5.3. Access to the Data Related to A Deceased Person (Section 9 of the DP Code). Under Italy's DP legislation, the right to access the data related to a deceased person may be exercised "by anyone with a vested interest therein, or else acting to protect the data subject, or else on account of family-related reasons deserving to be upheld." (section 9(3) of the DP Code) Therefore, any entity fulfilling any of the above conditions is entitled to exercise the access right to personal data related to a deceased person – including banking and financial information.
This means that a bank is required to provide intelligible information to the entities mentioned in section 9(3) of the DP Code on a deceased person's assets, bank transactions, bearer deposits (including accounts closed by third parties after the person passed away), the date on which closure of an account was ordered and/or the date on which the balance of the relevant account was transferred to another account.
Conversely, any information that is personal data related to third parties (not to the data subject) may not be disclosed (see sections 7 and 9(3) of the DP Code). For instance, it is not allowed to communicate the name of the payee of the balance of the deceased person's account because this information does not relate to the deceased customer, but to a third party – of course, this does not apply if the account was held jointly by the applicant for access and the deceased person.

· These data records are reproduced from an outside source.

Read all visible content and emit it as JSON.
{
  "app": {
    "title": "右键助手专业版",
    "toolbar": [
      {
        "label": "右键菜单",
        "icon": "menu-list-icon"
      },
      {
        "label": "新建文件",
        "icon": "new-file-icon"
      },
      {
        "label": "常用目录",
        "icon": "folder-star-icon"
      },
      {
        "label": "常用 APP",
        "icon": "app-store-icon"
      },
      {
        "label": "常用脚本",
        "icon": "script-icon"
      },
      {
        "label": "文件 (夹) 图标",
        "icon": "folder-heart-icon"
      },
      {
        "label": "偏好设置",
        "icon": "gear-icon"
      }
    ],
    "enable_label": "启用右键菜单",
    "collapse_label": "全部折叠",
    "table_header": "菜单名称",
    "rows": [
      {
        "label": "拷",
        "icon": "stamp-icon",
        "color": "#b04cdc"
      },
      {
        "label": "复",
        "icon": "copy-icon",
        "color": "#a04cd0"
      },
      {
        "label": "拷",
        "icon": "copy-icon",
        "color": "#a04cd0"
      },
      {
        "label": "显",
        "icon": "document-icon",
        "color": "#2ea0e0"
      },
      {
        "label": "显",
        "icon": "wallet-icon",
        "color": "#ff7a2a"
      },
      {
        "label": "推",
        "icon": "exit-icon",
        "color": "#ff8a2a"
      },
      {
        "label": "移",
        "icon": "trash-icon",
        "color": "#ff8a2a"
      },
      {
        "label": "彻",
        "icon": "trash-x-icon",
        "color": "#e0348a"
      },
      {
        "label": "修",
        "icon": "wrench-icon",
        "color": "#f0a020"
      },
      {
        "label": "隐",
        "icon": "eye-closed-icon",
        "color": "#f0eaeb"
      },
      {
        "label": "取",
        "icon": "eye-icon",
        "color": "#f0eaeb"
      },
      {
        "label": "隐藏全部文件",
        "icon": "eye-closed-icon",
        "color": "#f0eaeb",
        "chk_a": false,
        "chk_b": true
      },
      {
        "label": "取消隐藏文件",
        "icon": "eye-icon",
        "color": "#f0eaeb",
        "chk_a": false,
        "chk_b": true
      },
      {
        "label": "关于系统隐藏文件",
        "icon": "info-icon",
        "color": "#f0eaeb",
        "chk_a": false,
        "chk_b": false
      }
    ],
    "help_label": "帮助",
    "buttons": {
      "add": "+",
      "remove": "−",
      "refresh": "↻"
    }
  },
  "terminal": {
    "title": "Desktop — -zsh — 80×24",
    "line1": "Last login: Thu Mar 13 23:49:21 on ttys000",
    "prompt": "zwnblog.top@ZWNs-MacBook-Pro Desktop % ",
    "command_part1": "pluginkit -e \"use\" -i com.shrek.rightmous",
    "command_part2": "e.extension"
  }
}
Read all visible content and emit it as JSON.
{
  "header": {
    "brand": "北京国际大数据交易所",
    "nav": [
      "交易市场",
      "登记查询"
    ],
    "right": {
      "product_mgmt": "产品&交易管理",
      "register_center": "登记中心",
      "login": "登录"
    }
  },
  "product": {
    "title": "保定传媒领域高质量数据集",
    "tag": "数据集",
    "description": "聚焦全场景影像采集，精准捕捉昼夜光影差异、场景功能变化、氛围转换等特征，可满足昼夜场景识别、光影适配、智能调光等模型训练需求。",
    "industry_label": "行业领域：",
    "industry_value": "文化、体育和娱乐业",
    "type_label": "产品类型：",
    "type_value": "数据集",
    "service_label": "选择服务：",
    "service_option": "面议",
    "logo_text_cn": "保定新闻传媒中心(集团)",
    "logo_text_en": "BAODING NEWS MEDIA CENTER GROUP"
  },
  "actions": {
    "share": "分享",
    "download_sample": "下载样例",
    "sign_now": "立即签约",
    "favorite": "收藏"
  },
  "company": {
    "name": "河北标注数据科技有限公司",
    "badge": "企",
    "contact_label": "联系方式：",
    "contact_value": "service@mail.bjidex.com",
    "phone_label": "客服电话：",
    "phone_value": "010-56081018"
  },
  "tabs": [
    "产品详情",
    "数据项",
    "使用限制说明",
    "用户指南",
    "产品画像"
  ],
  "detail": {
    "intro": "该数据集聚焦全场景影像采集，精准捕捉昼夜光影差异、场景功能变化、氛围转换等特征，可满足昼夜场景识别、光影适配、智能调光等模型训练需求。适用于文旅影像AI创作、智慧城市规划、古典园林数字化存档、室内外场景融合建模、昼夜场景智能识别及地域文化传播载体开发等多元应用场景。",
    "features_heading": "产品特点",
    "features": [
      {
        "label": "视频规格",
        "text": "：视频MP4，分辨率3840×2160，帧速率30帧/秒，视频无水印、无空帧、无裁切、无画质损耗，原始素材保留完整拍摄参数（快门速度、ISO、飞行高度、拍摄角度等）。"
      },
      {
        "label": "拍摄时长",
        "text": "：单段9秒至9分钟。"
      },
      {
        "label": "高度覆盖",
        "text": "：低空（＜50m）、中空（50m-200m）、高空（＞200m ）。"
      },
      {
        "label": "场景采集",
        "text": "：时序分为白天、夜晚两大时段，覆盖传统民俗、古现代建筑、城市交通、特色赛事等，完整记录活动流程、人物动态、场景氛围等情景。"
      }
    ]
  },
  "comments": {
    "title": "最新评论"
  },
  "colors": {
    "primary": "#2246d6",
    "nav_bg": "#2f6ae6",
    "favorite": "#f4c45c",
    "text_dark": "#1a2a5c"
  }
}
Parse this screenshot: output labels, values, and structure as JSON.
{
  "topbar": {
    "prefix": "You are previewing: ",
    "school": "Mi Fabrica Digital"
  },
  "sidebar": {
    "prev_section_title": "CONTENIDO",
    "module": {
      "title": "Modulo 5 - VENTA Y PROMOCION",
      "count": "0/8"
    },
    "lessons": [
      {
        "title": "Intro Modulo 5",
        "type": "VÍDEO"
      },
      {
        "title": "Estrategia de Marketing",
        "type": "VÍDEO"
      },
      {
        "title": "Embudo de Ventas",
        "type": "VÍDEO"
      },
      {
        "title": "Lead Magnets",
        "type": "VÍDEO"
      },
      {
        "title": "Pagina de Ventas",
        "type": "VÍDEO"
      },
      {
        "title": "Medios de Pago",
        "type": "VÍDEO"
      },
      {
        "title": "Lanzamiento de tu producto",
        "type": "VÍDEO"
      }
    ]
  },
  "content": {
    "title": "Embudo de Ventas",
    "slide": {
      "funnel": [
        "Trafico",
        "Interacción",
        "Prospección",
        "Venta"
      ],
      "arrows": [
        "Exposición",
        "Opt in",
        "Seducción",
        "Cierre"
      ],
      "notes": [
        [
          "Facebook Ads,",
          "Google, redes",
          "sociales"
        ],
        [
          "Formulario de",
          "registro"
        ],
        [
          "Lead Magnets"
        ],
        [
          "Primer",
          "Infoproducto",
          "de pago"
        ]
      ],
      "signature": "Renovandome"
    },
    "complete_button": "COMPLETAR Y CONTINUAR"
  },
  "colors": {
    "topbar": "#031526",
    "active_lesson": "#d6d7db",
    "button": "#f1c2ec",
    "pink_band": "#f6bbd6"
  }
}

By the same token, it is not permitted to grant a request for access to the personal data relating to a deceased person if the request is aimed at becoming apprised specifically of the name of the person the deceased had entrusted with performing certain banking transactions.
5.4. Access to Personal Data under Section 7 of the DP Code and Bankruptcy Proceedings. The right of access under section 7 of the DP Code may be exercised by a bankrupt where the latter has been disqualified – on account of the bankruptcy declaration – from managing his/her estate. Management of the bankrupt's estate as committed to the receiver does not include personal rights, which may be exercised without the receiver's authorisation and/or interposition.